It would seem that I performed better with the distractions than without, which is completely the opposite of my hypothesis. Sure, some of the increased performance could be from the practice of the first round without distractions, but I felt sure my lack of rehearsal for two days between trials would minimize the impact. Perhaps I have become accustomed to multiple distractions; I am a teacher and a mother, and both roles require master multi-tasking, so I’ve been honing these skills for years and I consider myself a master multi-tasker not by choice but by necessity. Perhaps I attended to the trial to a greater extent because I knew there would be more distractions. Perhaps the stress of trial increased my performance (but this is more of my husband’s realm).
What does the research say? David Meyer and colleagues (2007; as cited in Sternberg & Sternberg, 2009, p. 157) determined that people perform more slowly and make more mistakes when working on more than one task.
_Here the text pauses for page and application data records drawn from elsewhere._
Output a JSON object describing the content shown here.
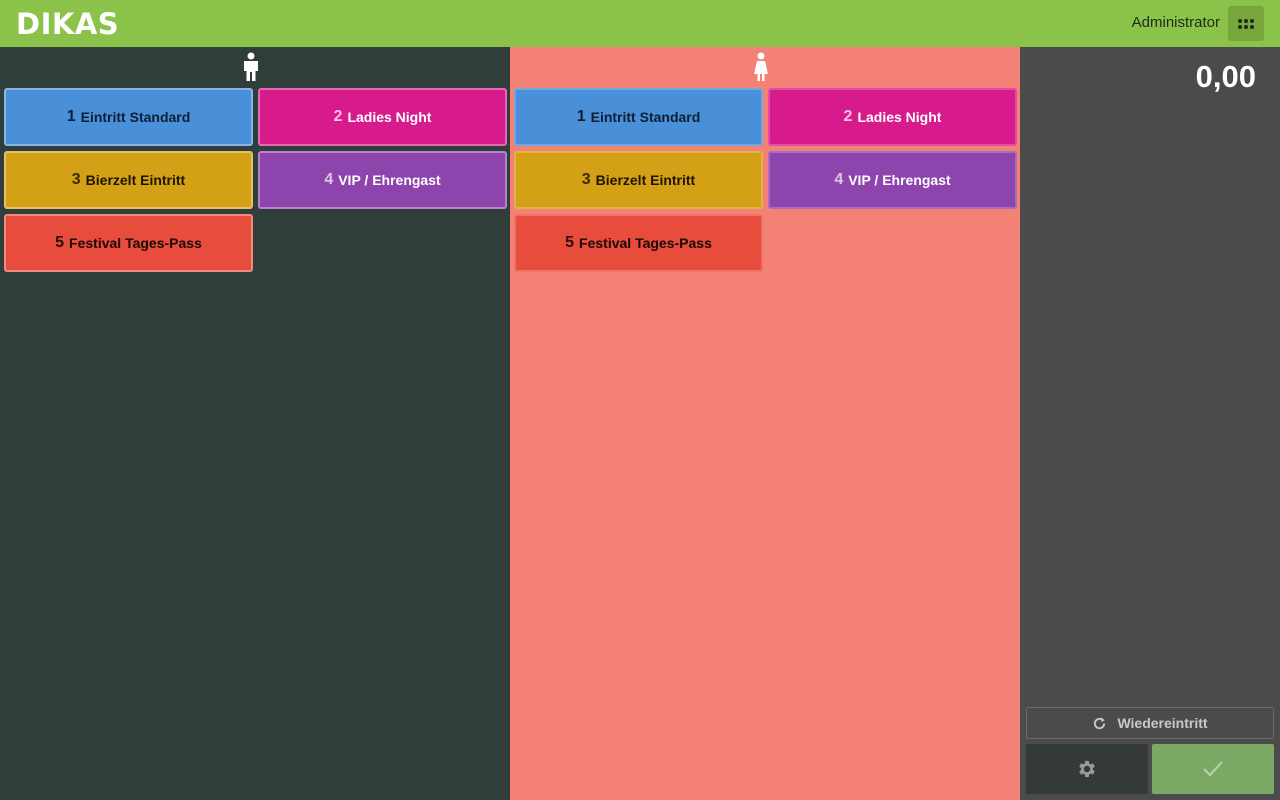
{
  "header": {
    "logo_text": "DIKAS",
    "user_name": "Administrator",
    "apps_icon": "grid-icon"
  },
  "panels": [
    {
      "gender": "male",
      "icon": "male-icon",
      "tiles": [
        {
          "number": "1",
          "label": "Eintritt Standard"
        },
        {
          "number": "2",
          "label": "Ladies Night"
        },
        {
          "number": "3",
          "label": "Bierzelt Eintritt"
        },
        {
          "number": "4",
          "label": "VIP / Ehrengast"
        },
        {
          "number": "5",
          "label": "Festival Tages-Pass"
        }
      ]
    },
    {
      "gender": "female",
      "icon": "female-icon",
      "tiles": [
        {
          "number": "1",
          "label": "Eintritt Standard"
        },
        {
          "number": "2",
          "label": "Ladies Night"
        },
        {
          "number": "3",
          "label": "Bierzelt Eintritt"
        },
        {
          "number": "4",
          "label": "VIP / Ehrengast"
        },
        {
          "number": "5",
          "label": "Festival Tages-Pass"
        }
      ]
    }
  ],
  "sidebar": {
    "total": "0,00",
    "reentry_label": "Wiedereintritt",
    "reentry_icon": "refresh-icon",
    "settings_icon": "gear-icon",
    "confirm_icon": "checkmark-icon"
  },
  "colors": {
    "header_bg": "#8bc34a",
    "male_panel_bg": "#2f3e3a",
    "female_panel_bg": "#f48175",
    "sidebar_bg": "#4b4b4b",
    "tile_1": "#4a90d9",
    "tile_2": "#d81b8c",
    "tile_3": "#d4a016",
    "tile_4": "#8e44ad",
    "tile_5": "#e74c3c",
    "confirm": "#7aa865"
  }
}
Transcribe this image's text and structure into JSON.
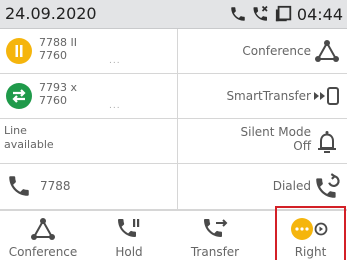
{
  "header": {
    "date": "24.09.2020",
    "time": "04:44",
    "icons": [
      "phone-icon",
      "missed-call-icon",
      "device-icon"
    ]
  },
  "grid": {
    "left": [
      {
        "type": "account",
        "status": "hold",
        "status_color": "#f5b50d",
        "number": "7788 II",
        "sub": "7760",
        "dots": "..."
      },
      {
        "type": "account",
        "status": "transfer",
        "status_color": "#1f9a4a",
        "number": "7793 x",
        "sub": "7760",
        "dots": "..."
      },
      {
        "type": "line",
        "line1": "Line",
        "line2": "available"
      },
      {
        "type": "call",
        "number": "7788"
      }
    ],
    "right": [
      {
        "label": "Conference",
        "icon": "conference-icon"
      },
      {
        "label": "SmartTransfer",
        "icon": "smart-transfer-icon"
      },
      {
        "label1": "Silent Mode",
        "label2": "Off",
        "icon": "bell-icon"
      },
      {
        "label": "Dialed",
        "icon": "dialed-icon"
      }
    ]
  },
  "softkeys": [
    {
      "label": "Conference",
      "icon": "conference-icon"
    },
    {
      "label": "Hold",
      "icon": "hold-icon"
    },
    {
      "label": "Transfer",
      "icon": "transfer-icon"
    },
    {
      "label": "Right",
      "icon": "more-icon",
      "highlighted": true
    }
  ],
  "colors": {
    "icon": "#4a4a4a",
    "hold": "#f5b50d",
    "transfer": "#1f9a4a",
    "highlight": "#d32027",
    "more": "#f5b50d"
  }
}
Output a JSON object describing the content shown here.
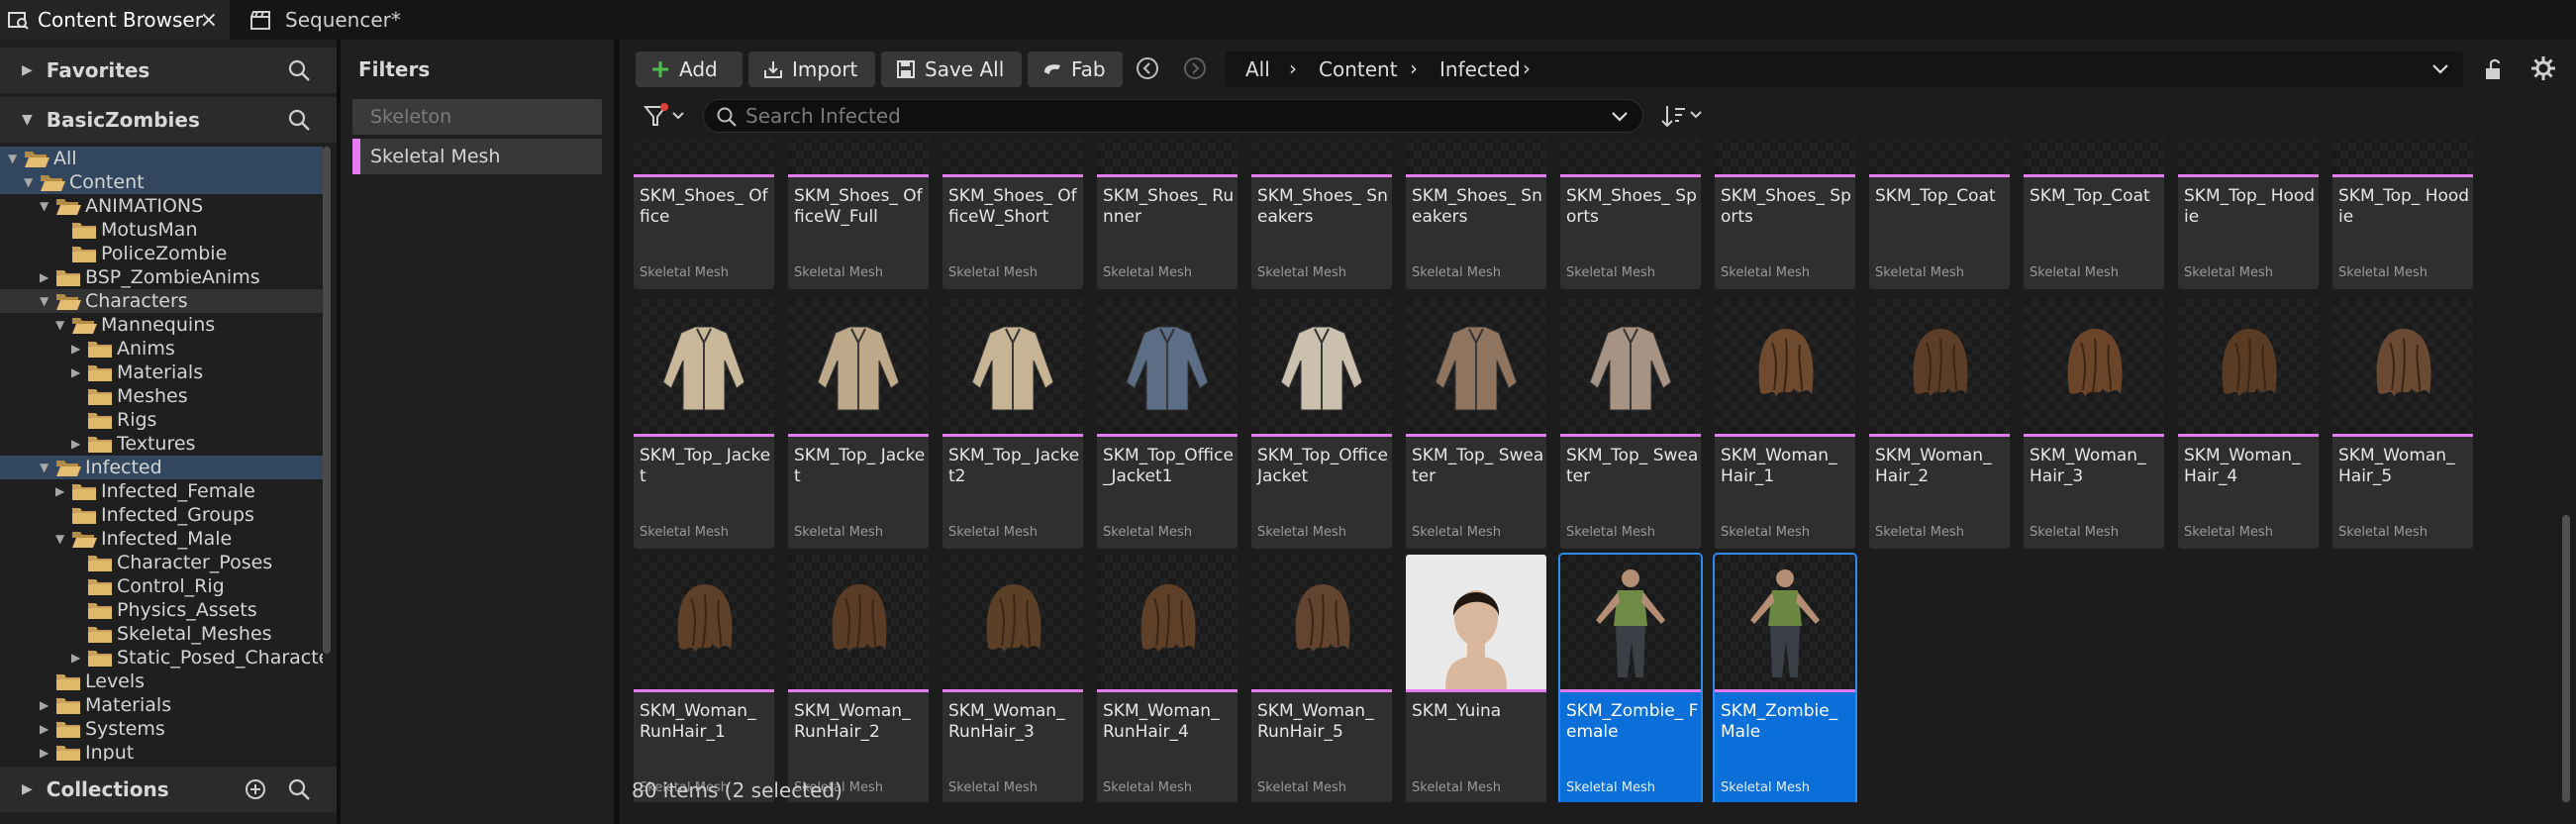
{
  "tabs": [
    {
      "label": "Content Browser",
      "close": "×"
    },
    {
      "label": "Sequencer*"
    }
  ],
  "left": {
    "favorites": "Favorites",
    "project": "BasicZombies",
    "collections": "Collections",
    "tree": [
      {
        "label": "All",
        "depth": 0,
        "expanded": true,
        "sel": "blue2"
      },
      {
        "label": "Content",
        "depth": 1,
        "expanded": true,
        "sel": "blue2"
      },
      {
        "label": "ANIMATIONS",
        "depth": 2,
        "expanded": true
      },
      {
        "label": "MotusMan",
        "depth": 3
      },
      {
        "label": "PoliceZombie",
        "depth": 3
      },
      {
        "label": "BSP_ZombieAnims",
        "depth": 2,
        "collapsed": true
      },
      {
        "label": "Characters",
        "depth": 2,
        "expanded": true,
        "sel": "dark"
      },
      {
        "label": "Mannequins",
        "depth": 3,
        "expanded": true
      },
      {
        "label": "Anims",
        "depth": 4,
        "collapsed": true
      },
      {
        "label": "Materials",
        "depth": 4,
        "collapsed": true
      },
      {
        "label": "Meshes",
        "depth": 4
      },
      {
        "label": "Rigs",
        "depth": 4
      },
      {
        "label": "Textures",
        "depth": 4,
        "collapsed": true
      },
      {
        "label": "Infected",
        "depth": 2,
        "expanded": true,
        "sel": "blue"
      },
      {
        "label": "Infected_Female",
        "depth": 3,
        "collapsed": true
      },
      {
        "label": "Infected_Groups",
        "depth": 3
      },
      {
        "label": "Infected_Male",
        "depth": 3,
        "expanded": true
      },
      {
        "label": "Character_Poses",
        "depth": 4
      },
      {
        "label": "Control_Rig",
        "depth": 4
      },
      {
        "label": "Physics_Assets",
        "depth": 4
      },
      {
        "label": "Skeletal_Meshes",
        "depth": 4
      },
      {
        "label": "Static_Posed_Characters",
        "depth": 4,
        "collapsed": true
      },
      {
        "label": "Levels",
        "depth": 2
      },
      {
        "label": "Materials",
        "depth": 2,
        "collapsed": true
      },
      {
        "label": "Systems",
        "depth": 2,
        "collapsed": true
      },
      {
        "label": "Input",
        "depth": 2,
        "collapsed": true
      }
    ]
  },
  "filters": {
    "title": "Filters",
    "items": [
      "Skeleton",
      "Skeletal Mesh"
    ]
  },
  "toolbar": {
    "add": "Add",
    "import": "Import",
    "save_all": "Save All",
    "fab": "Fab",
    "crumbs": [
      "All",
      "Content",
      "Infected"
    ]
  },
  "search": {
    "placeholder": "Search Infected"
  },
  "assets": [
    {
      "name": "SKM_Shoes_ Office",
      "type": "Skeletal Mesh",
      "row": 0
    },
    {
      "name": "SKM_Shoes_ OfficeW_Full",
      "type": "Skeletal Mesh",
      "row": 0
    },
    {
      "name": "SKM_Shoes_ OfficeW_Short",
      "type": "Skeletal Mesh",
      "row": 0
    },
    {
      "name": "SKM_Shoes_ Runner",
      "type": "Skeletal Mesh",
      "row": 0
    },
    {
      "name": "SKM_Shoes_ Sneakers",
      "type": "Skeletal Mesh",
      "row": 0
    },
    {
      "name": "SKM_Shoes_ Sneakers",
      "type": "Skeletal Mesh",
      "row": 0
    },
    {
      "name": "SKM_Shoes_ Sports",
      "type": "Skeletal Mesh",
      "row": 0
    },
    {
      "name": "SKM_Shoes_ Sports",
      "type": "Skeletal Mesh",
      "row": 0
    },
    {
      "name": "SKM_Top_Coat",
      "type": "Skeletal Mesh",
      "row": 0
    },
    {
      "name": "SKM_Top_Coat",
      "type": "Skeletal Mesh",
      "row": 0
    },
    {
      "name": "SKM_Top_ Hoodie",
      "type": "Skeletal Mesh",
      "row": 0
    },
    {
      "name": "SKM_Top_ Hoodie",
      "type": "Skeletal Mesh",
      "row": 0
    },
    {
      "name": "SKM_Top_ Jacket",
      "type": "Skeletal Mesh",
      "row": 1,
      "thumb": "jacket",
      "color": "#c9b79a"
    },
    {
      "name": "SKM_Top_ Jacket",
      "type": "Skeletal Mesh",
      "row": 1,
      "thumb": "jacket",
      "color": "#bda98a"
    },
    {
      "name": "SKM_Top_ Jacket2",
      "type": "Skeletal Mesh",
      "row": 1,
      "thumb": "jacket",
      "color": "#c6b495"
    },
    {
      "name": "SKM_Top_Office _Jacket1",
      "type": "Skeletal Mesh",
      "row": 1,
      "thumb": "jacket",
      "color": "#5b6e85"
    },
    {
      "name": "SKM_Top_Office Jacket",
      "type": "Skeletal Mesh",
      "row": 1,
      "thumb": "jacket",
      "color": "#cbbfae"
    },
    {
      "name": "SKM_Top_ Sweater",
      "type": "Skeletal Mesh",
      "row": 1,
      "thumb": "jacket",
      "color": "#8f7560"
    },
    {
      "name": "SKM_Top_ Sweater",
      "type": "Skeletal Mesh",
      "row": 1,
      "thumb": "jacket",
      "color": "#a79383"
    },
    {
      "name": "SKM_Woman_ Hair_1",
      "type": "Skeletal Mesh",
      "row": 1,
      "thumb": "hair",
      "color": "#6e4a2e"
    },
    {
      "name": "SKM_Woman_ Hair_2",
      "type": "Skeletal Mesh",
      "row": 1,
      "thumb": "hair",
      "color": "#5c3e28"
    },
    {
      "name": "SKM_Woman_ Hair_3",
      "type": "Skeletal Mesh",
      "row": 1,
      "thumb": "hair",
      "color": "#6a4529"
    },
    {
      "name": "SKM_Woman_ Hair_4",
      "type": "Skeletal Mesh",
      "row": 1,
      "thumb": "hair",
      "color": "#5a3b24"
    },
    {
      "name": "SKM_Woman_ Hair_5",
      "type": "Skeletal Mesh",
      "row": 1,
      "thumb": "hair",
      "color": "#6b4a33"
    },
    {
      "name": "SKM_Woman_ RunHair_1",
      "type": "Skeletal Mesh",
      "row": 2,
      "thumb": "hair",
      "color": "#5e4028"
    },
    {
      "name": "SKM_Woman_ RunHair_2",
      "type": "Skeletal Mesh",
      "row": 2,
      "thumb": "hair",
      "color": "#5a3c26"
    },
    {
      "name": "SKM_Woman_ RunHair_3",
      "type": "Skeletal Mesh",
      "row": 2,
      "thumb": "hair",
      "color": "#5c3f27"
    },
    {
      "name": "SKM_Woman_ RunHair_4",
      "type": "Skeletal Mesh",
      "row": 2,
      "thumb": "hair",
      "color": "#5e4029"
    },
    {
      "name": "SKM_Woman_ RunHair_5",
      "type": "Skeletal Mesh",
      "row": 2,
      "thumb": "hair",
      "color": "#634430"
    },
    {
      "name": "SKM_Yuina",
      "type": "Skeletal Mesh",
      "row": 2,
      "thumb": "head",
      "color": "#d8b79c"
    },
    {
      "name": "SKM_Zombie_ Female",
      "type": "Skeletal Mesh",
      "row": 2,
      "thumb": "figure",
      "color": "#6f8a45",
      "selected": true
    },
    {
      "name": "SKM_Zombie_ Male",
      "type": "Skeletal Mesh",
      "row": 2,
      "thumb": "figure",
      "color": "#6a8842",
      "selected": true
    }
  ],
  "status": "80 items (2 selected)",
  "colors": {
    "accent": "#0a6fd8",
    "skeletal_mesh": "#e27cf0",
    "tree_selected": "#32465e"
  }
}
However, some research has shown that the modalities of the tasks may contribute to a person’s ability to divide attention; if the tasks are different modalities (ie. visual and verbal), people will divide their attention much better than if the tasks fall within the same modality (Sternberg & Sternberg, 2012, p. 156). I believe that because my task at hand was mathematics-related, and all the other stimuli were verbal, I was able to divide my attention accordingly. However, had my task been something language-related, such as writing this blog, typing a copy of some other text, or even the recitation of the facts in order, my performance on the “multiple distractions” trial would be been compromised by the language of the video, music lyrics, and my children.
How does this apply to the school setting? I have much more experience multi-tasking than my students do and I spent several years in “divided attention” environments. My students would not be as successful multi-tasking as me which explains why new drivers have higher insurance rates than more experienced drivers; they have less experience with driving, much less driving with multiple distractors. However, I do believe this trend will change as more and more children practice multi-tasking at younger ages. My own son at only 10 years of age can concentrate on a video game while chatting with the other players of the game while texting back and forth with friends all while being distracted by his younger sister. My future students are already training their brains to handle higher cognitive loads and divide their attention on multiple tasks. My job is to make sure the modalities of the learning stimuli do not compete for their attention.
Sternberg, R. J., & Sternberg, K. (2009). Cognitive Psychology (6th ed.). Belmont, CA: Wadsworth.